## TRY IT
Set the material down again exactly, line by line, skipping each picture.

+ + +

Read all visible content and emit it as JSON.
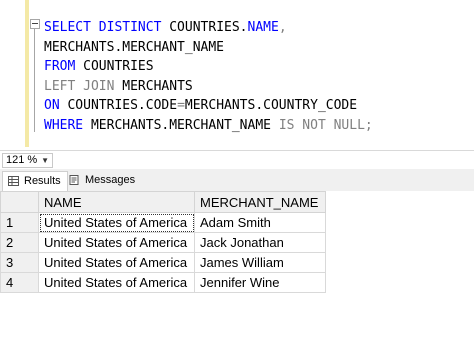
{
  "editor": {
    "lines": [
      [
        {
          "t": "SELECT DISTINCT ",
          "c": "kw"
        },
        {
          "t": "COUNTRIES.",
          "c": ""
        },
        {
          "t": "NAME",
          "c": "kw"
        },
        {
          "t": ",",
          "c": "gray"
        }
      ],
      [
        {
          "t": "MERCHANTS.MERCHANT_NAME",
          "c": ""
        }
      ],
      [
        {
          "t": "FROM ",
          "c": "kw"
        },
        {
          "t": "COUNTRIES",
          "c": ""
        }
      ],
      [
        {
          "t": "LEFT JOIN ",
          "c": "gray"
        },
        {
          "t": "MERCHANTS",
          "c": ""
        }
      ],
      [
        {
          "t": "ON ",
          "c": "kw"
        },
        {
          "t": "COUNTRIES.CODE",
          "c": ""
        },
        {
          "t": "=",
          "c": "gray"
        },
        {
          "t": "MERCHANTS.COUNTRY_CODE",
          "c": ""
        }
      ],
      [
        {
          "t": "WHERE ",
          "c": "kw"
        },
        {
          "t": "MERCHANTS.MERCHANT_NAME ",
          "c": ""
        },
        {
          "t": "IS NOT NULL",
          "c": "gray"
        },
        {
          "t": ";",
          "c": "gray"
        }
      ]
    ]
  },
  "zoom": {
    "value": "121 %"
  },
  "tabs": {
    "results": "Results",
    "messages": "Messages"
  },
  "results": {
    "columns": [
      "NAME",
      "MERCHANT_NAME"
    ],
    "rows": [
      {
        "n": "1",
        "name": "United States of America",
        "merchant": "Adam Smith"
      },
      {
        "n": "2",
        "name": "United States of America",
        "merchant": "Jack Jonathan"
      },
      {
        "n": "3",
        "name": "United States of America",
        "merchant": "James William"
      },
      {
        "n": "4",
        "name": "United States of America",
        "merchant": "Jennifer Wine"
      }
    ]
  }
}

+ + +

## RESPONSE BOX
Read all visible content and emit it as JSON.
{
  "editor": {
    "lines": [
      [
        {
          "t": "SELECT DISTINCT ",
          "c": "kw"
        },
        {
          "t": "COUNTRIES.",
          "c": ""
        },
        {
          "t": "NAME",
          "c": "kw"
        },
        {
          "t": ",",
          "c": "gray"
        }
      ],
      [
        {
          "t": "MERCHANTS.MERCHANT_NAME",
          "c": ""
        }
      ],
      [
        {
          "t": "FROM ",
          "c": "kw"
        },
        {
          "t": "COUNTRIES",
          "c": ""
        }
      ],
      [
        {
          "t": "LEFT JOIN ",
          "c": "gray"
        },
        {
          "t": "MERCHANTS",
          "c": ""
        }
      ],
      [
        {
          "t": "ON ",
          "c": "kw"
        },
        {
          "t": "COUNTRIES.CODE",
          "c": ""
        },
        {
          "t": "=",
          "c": "gray"
        },
        {
          "t": "MERCHANTS.COUNTRY_CODE",
          "c": ""
        }
      ],
      [
        {
          "t": "WHERE ",
          "c": "kw"
        },
        {
          "t": "MERCHANTS.MERCHANT_NAME ",
          "c": ""
        },
        {
          "t": "IS NOT NULL",
          "c": "gray"
        },
        {
          "t": ";",
          "c": "gray"
        }
      ]
    ]
  },
  "zoom": {
    "value": "121 %"
  },
  "tabs": {
    "results": "Results",
    "messages": "Messages"
  },
  "results": {
    "columns": [
      "NAME",
      "MERCHANT_NAME"
    ],
    "rows": [
      {
        "n": "1",
        "name": "United States of America",
        "merchant": "Adam Smith"
      },
      {
        "n": "2",
        "name": "United States of America",
        "merchant": "Jack Jonathan"
      },
      {
        "n": "3",
        "name": "United States of America",
        "merchant": "James William"
      },
      {
        "n": "4",
        "name": "United States of America",
        "merchant": "Jennifer Wine"
      }
    ]
  }
}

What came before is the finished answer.